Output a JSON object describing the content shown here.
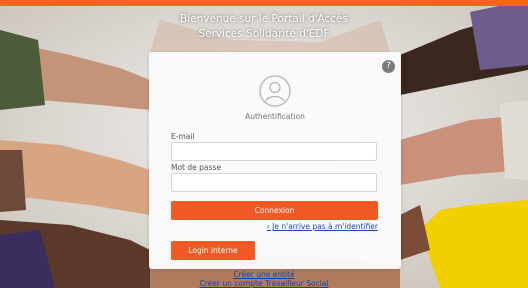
{
  "colors": {
    "accent": "#f15a24",
    "link": "#1a4fa8"
  },
  "header": {
    "welcome_line1": "Bienvenue sur le Portail d'Accès",
    "welcome_line2": "Services Solidarité d'EDF"
  },
  "login": {
    "help_label": "?",
    "avatar_icon": "user-circle-icon",
    "title": "Authentification",
    "email_label": "E-mail",
    "email_value": "",
    "password_label": "Mot de passe",
    "password_value": "",
    "submit_label": "Connexion",
    "forgot_link": "› Je n'arrive pas à m'identifier",
    "internal_login_label": "Login interne"
  },
  "footer_links": {
    "create_entity": "Créer une entité",
    "create_social_worker": "Créer un compte Travailleur Social"
  }
}
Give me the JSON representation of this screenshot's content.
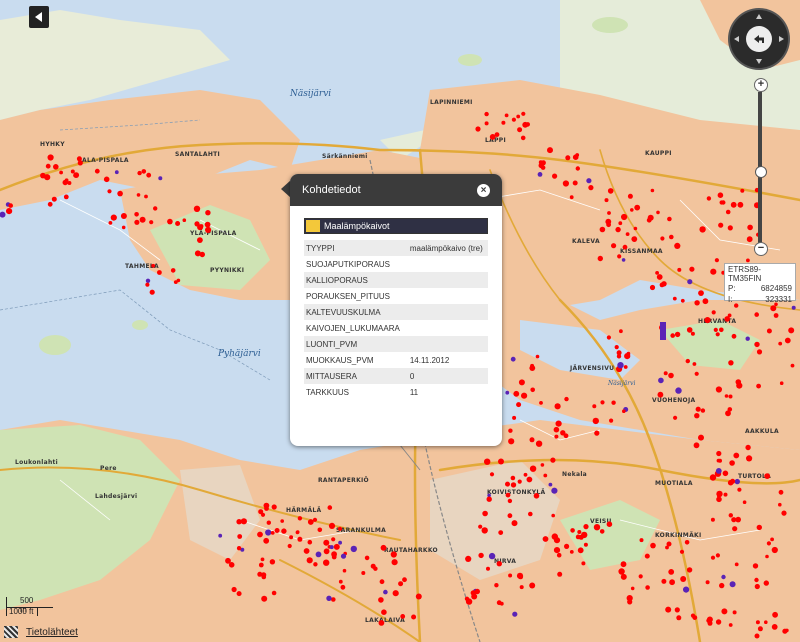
{
  "map": {
    "water_labels": [
      "Näsijärvi",
      "Pyhäjärvi",
      "Näsijärvi"
    ],
    "place_labels": [
      "HYHKY",
      "ALA-PISPALA",
      "SANTALAHTI",
      "YLÄ-PISPALA",
      "TAHMELA",
      "PYYNIKKI",
      "LAPINNIEMI",
      "LAPPI",
      "KAUPPI",
      "KALEVA",
      "KISSANMAA",
      "HERVANTA",
      "JÄRVENSIVU",
      "VUOHENOJA",
      "AAKKULA",
      "RANTAPERKIÖ",
      "HÄRMÄLÄ",
      "SARANKULMA",
      "RAUTAHARKKO",
      "KOIVISTONKYLÄ",
      "VEISU",
      "NIRVA",
      "MUOTIALA",
      "TURTOLA",
      "KORKINMÄKI",
      "LAKALAIVA",
      "Särkänniemi",
      "Nekala",
      "Loukonlahti",
      "Pere",
      "Lahdesjärvi"
    ]
  },
  "controls": {
    "zoom_in": "+",
    "zoom_out": "−"
  },
  "coordinates": {
    "system": "ETRS89-TM35FIN",
    "p_label": "P:",
    "p_value": "6824859",
    "i_label": "I:",
    "i_value": "323331"
  },
  "popup": {
    "title": "Kohdetiedot",
    "close": "×",
    "layer_name": "Maalämpökaivot",
    "rows": [
      {
        "key": "TYYPPI",
        "value": "maalämpökaivo (tre)"
      },
      {
        "key": "SUOJAPUTKIPORAUS",
        "value": ""
      },
      {
        "key": "KALLIOPORAUS",
        "value": ""
      },
      {
        "key": "PORAUKSEN_PITUUS",
        "value": ""
      },
      {
        "key": "KALTEVUUSKULMA",
        "value": ""
      },
      {
        "key": "KAIVOJEN_LUKUMAARA",
        "value": ""
      },
      {
        "key": "LUONTI_PVM",
        "value": ""
      },
      {
        "key": "MUOKKAUS_PVM",
        "value": "14.11.2012"
      },
      {
        "key": "MITTAUSERA",
        "value": "0"
      },
      {
        "key": "TARKKUUS",
        "value": "11"
      }
    ]
  },
  "scale": {
    "top": "500 m",
    "bottom": "1000 ft"
  },
  "attribution": {
    "label": "Tietolähteet"
  },
  "colors": {
    "water": "#c9dcef",
    "urban": "#f2c49d",
    "forest": "#cfe3b4",
    "road_major": "#e2a938",
    "well_point": "#ff0000",
    "well_point_alt": "#5a23b6",
    "popup_header": "#3b3b3b"
  }
}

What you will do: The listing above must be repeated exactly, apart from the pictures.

Exercise response:
Output a JSON object describing the content shown here.
{
  "colors": {
    "accent": "#f15a24",
    "link": "#1a4fa8"
  },
  "header": {
    "welcome_line1": "Bienvenue sur le Portail d'Accès",
    "welcome_line2": "Services Solidarité d'EDF"
  },
  "login": {
    "help_label": "?",
    "avatar_icon": "user-circle-icon",
    "title": "Authentification",
    "email_label": "E-mail",
    "email_value": "",
    "password_label": "Mot de passe",
    "password_value": "",
    "submit_label": "Connexion",
    "forgot_link": "› Je n'arrive pas à m'identifier",
    "internal_login_label": "Login interne"
  },
  "footer_links": {
    "create_entity": "Créer une entité",
    "create_social_worker": "Créer un compte Travailleur Social"
  }
}
Give me the JSON representation of this screenshot's content.
{
  "map": {
    "water_labels": [
      "Näsijärvi",
      "Pyhäjärvi",
      "Näsijärvi"
    ],
    "place_labels": [
      "HYHKY",
      "ALA-PISPALA",
      "SANTALAHTI",
      "YLÄ-PISPALA",
      "TAHMELA",
      "PYYNIKKI",
      "LAPINNIEMI",
      "LAPPI",
      "KAUPPI",
      "KALEVA",
      "KISSANMAA",
      "HERVANTA",
      "JÄRVENSIVU",
      "VUOHENOJA",
      "AAKKULA",
      "RANTAPERKIÖ",
      "HÄRMÄLÄ",
      "SARANKULMA",
      "RAUTAHARKKO",
      "KOIVISTONKYLÄ",
      "VEISU",
      "NIRVA",
      "MUOTIALA",
      "TURTOLA",
      "KORKINMÄKI",
      "LAKALAIVA",
      "Särkänniemi",
      "Nekala",
      "Loukonlahti",
      "Pere",
      "Lahdesjärvi"
    ]
  },
  "controls": {
    "zoom_in": "+",
    "zoom_out": "−"
  },
  "coordinates": {
    "system": "ETRS89-TM35FIN",
    "p_label": "P:",
    "p_value": "6824859",
    "i_label": "I:",
    "i_value": "323331"
  },
  "popup": {
    "title": "Kohdetiedot",
    "close": "×",
    "layer_name": "Maalämpökaivot",
    "rows": [
      {
        "key": "TYYPPI",
        "value": "maalämpökaivo (tre)"
      },
      {
        "key": "SUOJAPUTKIPORAUS",
        "value": ""
      },
      {
        "key": "KALLIOPORAUS",
        "value": ""
      },
      {
        "key": "PORAUKSEN_PITUUS",
        "value": ""
      },
      {
        "key": "KALTEVUUSKULMA",
        "value": ""
      },
      {
        "key": "KAIVOJEN_LUKUMAARA",
        "value": ""
      },
      {
        "key": "LUONTI_PVM",
        "value": ""
      },
      {
        "key": "MUOKKAUS_PVM",
        "value": "14.11.2012"
      },
      {
        "key": "MITTAUSERA",
        "value": "0"
      },
      {
        "key": "TARKKUUS",
        "value": "11"
      }
    ]
  },
  "scale": {
    "top": "500 m",
    "bottom": "1000 ft"
  },
  "attribution": {
    "label": "Tietolähteet"
  },
  "colors": {
    "water": "#c9dcef",
    "urban": "#f2c49d",
    "forest": "#cfe3b4",
    "road_major": "#e2a938",
    "well_point": "#ff0000",
    "well_point_alt": "#5a23b6",
    "popup_header": "#3b3b3b"
  }
}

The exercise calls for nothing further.